  • All included profiles should include full identifying information including birth and death dates as well as birth and death locations. It would also be very helpful if the immediate family of your pioneer ancestor, (their parents, siblings and children) profiles were public profiles also.

Death Rates for Mormon Pioneers:

"...Mormon pioneer immigrants of the nineteenth century experienced a monumental endeavor fraught with considerable difficulty and danger. Both transoceanic and transcontinental travel was attended with increased risk because of a wide variety of acute diseases, communicable illness, and accidental injury. It was not an undertaking to be taken lightly.

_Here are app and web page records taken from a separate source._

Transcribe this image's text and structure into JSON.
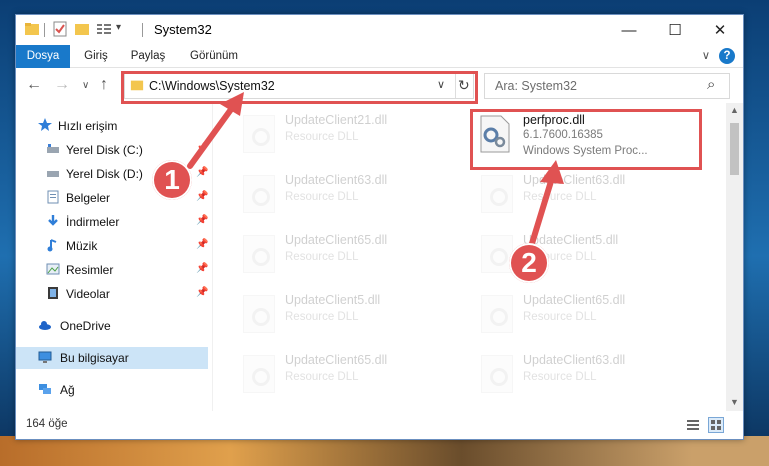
{
  "window": {
    "title": "System32",
    "controls": {
      "minimize": "—",
      "maximize": "☐",
      "close": "✕"
    }
  },
  "ribbon": {
    "tabs": [
      "Dosya",
      "Giriş",
      "Paylaş",
      "Görünüm"
    ],
    "expand": "∨",
    "help": "?"
  },
  "address": {
    "path": "C:\\Windows\\System32",
    "dropdown": "∨",
    "refresh": "↻"
  },
  "search": {
    "placeholder": "Ara: System32",
    "icon": "⌕"
  },
  "nav": {
    "back": "←",
    "forward": "→",
    "recent": "∨",
    "up": "↑",
    "items": [
      {
        "label": "Hızlı erişim",
        "icon": "star-icon"
      },
      {
        "label": "Yerel Disk (C:)",
        "icon": "drive-icon",
        "pinned": true
      },
      {
        "label": "Yerel Disk (D:)",
        "icon": "drive-icon",
        "pinned": true
      },
      {
        "label": "Belgeler",
        "icon": "documents-icon",
        "pinned": true
      },
      {
        "label": "İndirmeler",
        "icon": "download-icon",
        "pinned": true
      },
      {
        "label": "Müzik",
        "icon": "music-icon",
        "pinned": true
      },
      {
        "label": "Resimler",
        "icon": "pictures-icon",
        "pinned": true
      },
      {
        "label": "Videolar",
        "icon": "videos-icon",
        "pinned": true
      },
      {
        "label": "OneDrive",
        "icon": "cloud-icon"
      },
      {
        "label": "Bu bilgisayar",
        "icon": "computer-icon",
        "selected": true
      },
      {
        "label": "Ağ",
        "icon": "network-icon"
      }
    ]
  },
  "files": [
    {
      "name": "UpdateClient21.dll",
      "type": "Resource DLL"
    },
    {
      "name": "perfproc.dll",
      "version": "6.1.7600.16385",
      "type": "Windows System Proc..."
    },
    {
      "name": "UpdateClient63.dll",
      "type": "Resource DLL"
    },
    {
      "name": "UpdateClient63.dll",
      "type": "Resource DLL"
    },
    {
      "name": "UpdateClient65.dll",
      "type": "Resource DLL"
    },
    {
      "name": "UpdateClient5.dll",
      "type": "Resource DLL"
    },
    {
      "name": "UpdateClient5.dll",
      "type": "Resource DLL"
    },
    {
      "name": "UpdateClient65.dll",
      "type": "Resource DLL"
    },
    {
      "name": "UpdateClient65.dll",
      "type": "Resource DLL"
    },
    {
      "name": "UpdateClient63.dll",
      "type": "Resource DLL"
    }
  ],
  "status": {
    "count": "164 öğe"
  },
  "annotations": {
    "step1": "1",
    "step2": "2",
    "color": "#e05252"
  }
}
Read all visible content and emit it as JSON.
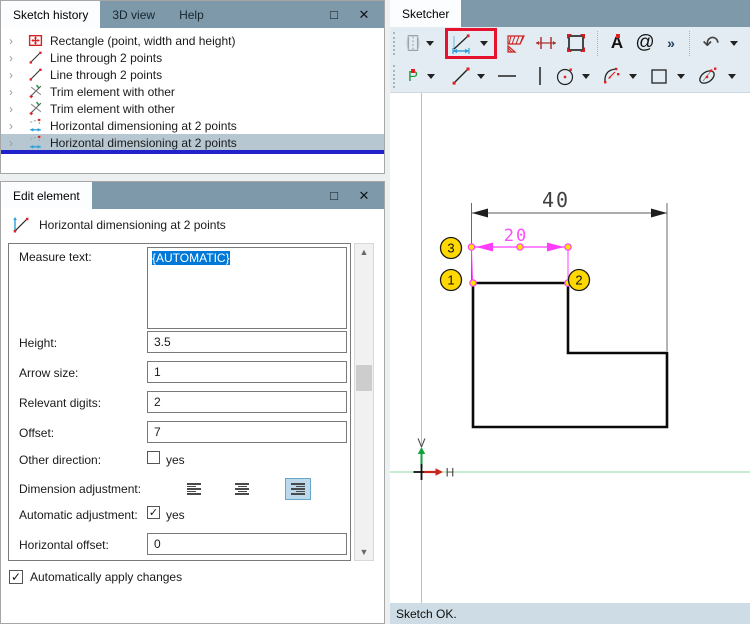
{
  "icons": {
    "maximize": "□",
    "close": "✕",
    "chevron": "›",
    "check": "✓",
    "scroll_up": "▲",
    "scroll_down": "▼",
    "more": "»",
    "undo": "↶",
    "at_symbol": "@",
    "text_tool_glyph": "A",
    "point_tool_glyph": "P"
  },
  "sketch_history": {
    "tabs": [
      {
        "label": "Sketch history",
        "active": true
      },
      {
        "label": "3D view",
        "active": false
      },
      {
        "label": "Help",
        "active": false
      }
    ],
    "items": [
      {
        "label": "Rectangle (point, width and height)",
        "icon": "rectangle-move-icon",
        "selected": false
      },
      {
        "label": "Line through 2 points",
        "icon": "line-icon",
        "selected": false
      },
      {
        "label": "Line through 2 points",
        "icon": "line-icon",
        "selected": false
      },
      {
        "label": "Trim element with other",
        "icon": "trim-icon",
        "selected": false
      },
      {
        "label": "Trim element with other",
        "icon": "trim-icon",
        "selected": false
      },
      {
        "label": "Horizontal dimensioning at 2 points",
        "icon": "horizontal-dimension-icon",
        "selected": false
      },
      {
        "label": "Horizontal dimensioning at 2 points",
        "icon": "horizontal-dimension-icon",
        "selected": true
      }
    ]
  },
  "edit_element": {
    "title": "Edit element",
    "header": "Horizontal dimensioning at 2 points",
    "fields": {
      "measure_text": {
        "label": "Measure text:",
        "value": "{AUTOMATIC}",
        "text_selected": true
      },
      "height": {
        "label": "Height:",
        "value": "3.5"
      },
      "arrow_size": {
        "label": "Arrow size:",
        "value": "1"
      },
      "relevant_digits": {
        "label": "Relevant digits:",
        "value": "2"
      },
      "offset": {
        "label": "Offset:",
        "value": "7"
      },
      "other_direction": {
        "label": "Other direction:",
        "option": "yes",
        "checked": false
      },
      "dimension_adjustment": {
        "label": "Dimension adjustment:",
        "options": [
          "align-left",
          "align-center",
          "align-right"
        ],
        "selected": "align-right"
      },
      "automatic_adjustment": {
        "label": "Automatic adjustment:",
        "option": "yes",
        "checked": true
      },
      "horizontal_offset": {
        "label": "Horizontal offset:",
        "value": "0"
      }
    },
    "footer_checkbox": {
      "label": "Automatically apply changes",
      "checked": true
    }
  },
  "sketcher": {
    "tab": "Sketcher",
    "status": "Sketch OK.",
    "toolbar_row1": [
      {
        "name": "extrude-tool",
        "disabled": true,
        "has_dropdown": true
      },
      {
        "name": "horizontal-dimension-tool",
        "active": true,
        "highlight": "red-box",
        "has_dropdown": true
      },
      {
        "name": "hatch-tool"
      },
      {
        "name": "symmetry-dimension-tool"
      },
      {
        "name": "frame-tool"
      },
      {
        "name": "text-tool",
        "glyph": "A"
      },
      {
        "name": "symbol-tool",
        "glyph": "@"
      },
      {
        "name": "more-tools",
        "glyph": "»"
      },
      {
        "name": "undo",
        "glyph": "↶",
        "has_dropdown": true
      }
    ],
    "toolbar_row2": [
      {
        "name": "point-tool",
        "glyph": "P",
        "has_dropdown": true
      },
      {
        "name": "line-tool",
        "has_dropdown": true
      },
      {
        "name": "horizontal-line-tool"
      },
      {
        "name": "vertical-line-tool"
      },
      {
        "name": "circle-tool",
        "has_dropdown": true
      },
      {
        "name": "arc-tool",
        "has_dropdown": true
      },
      {
        "name": "rectangle-tool",
        "has_dropdown": true
      },
      {
        "name": "ellipse-tool",
        "has_dropdown": true
      }
    ],
    "canvas": {
      "dim40": {
        "label": "40",
        "color": "#3f3f3f"
      },
      "dim20": {
        "label": "20",
        "color": "#ff4dff"
      },
      "balloons": [
        {
          "n": "3"
        },
        {
          "n": "1"
        },
        {
          "n": "2"
        }
      ],
      "axis_labels": {
        "v": "V",
        "h": "H"
      }
    }
  },
  "colors": {
    "titlebar": "#7e9aaa",
    "toolbar_bg": "#e2ecf2",
    "selection_blue": "#0078d7",
    "selected_row": "#b7c7d1",
    "underline_blue": "#2222cc",
    "status_bg": "#cedde5",
    "highlight_red": "#e8112d",
    "magenta": "#ff3dff",
    "balloon_yellow": "#ffd800",
    "axis_green": "#90d9a6"
  }
}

Many of the immigrants paid with their lives in the effort to follow the advice of Church leaders to gather with the Saints in Zion. The exact number of Saints who died is not known, but estimates suggest that between 1846–69, some forty-two hundred to five thousand perished during some phase of the journey. Some 670–700 died crossing the Atlantic or the Pacific, while another 3,400–4,300 died during the overland journey. The period from 1846–48 stands out as the years with the highest death rate and most intense affliction. Some data suggest that overall death rates were lower than the 4 to 6 percent that characterized groups on the other overland trails, despite the fact that Mormon immigrant parties typically included larger numbers of young, elderly, and infirm than did the average immigrant group of the day, which was comprised primarily of young, healthy adults.

The equanimity and determination with which the Latter-day Saint immigrants faced these trials are a testament to their faith in the cause in which they were involved..."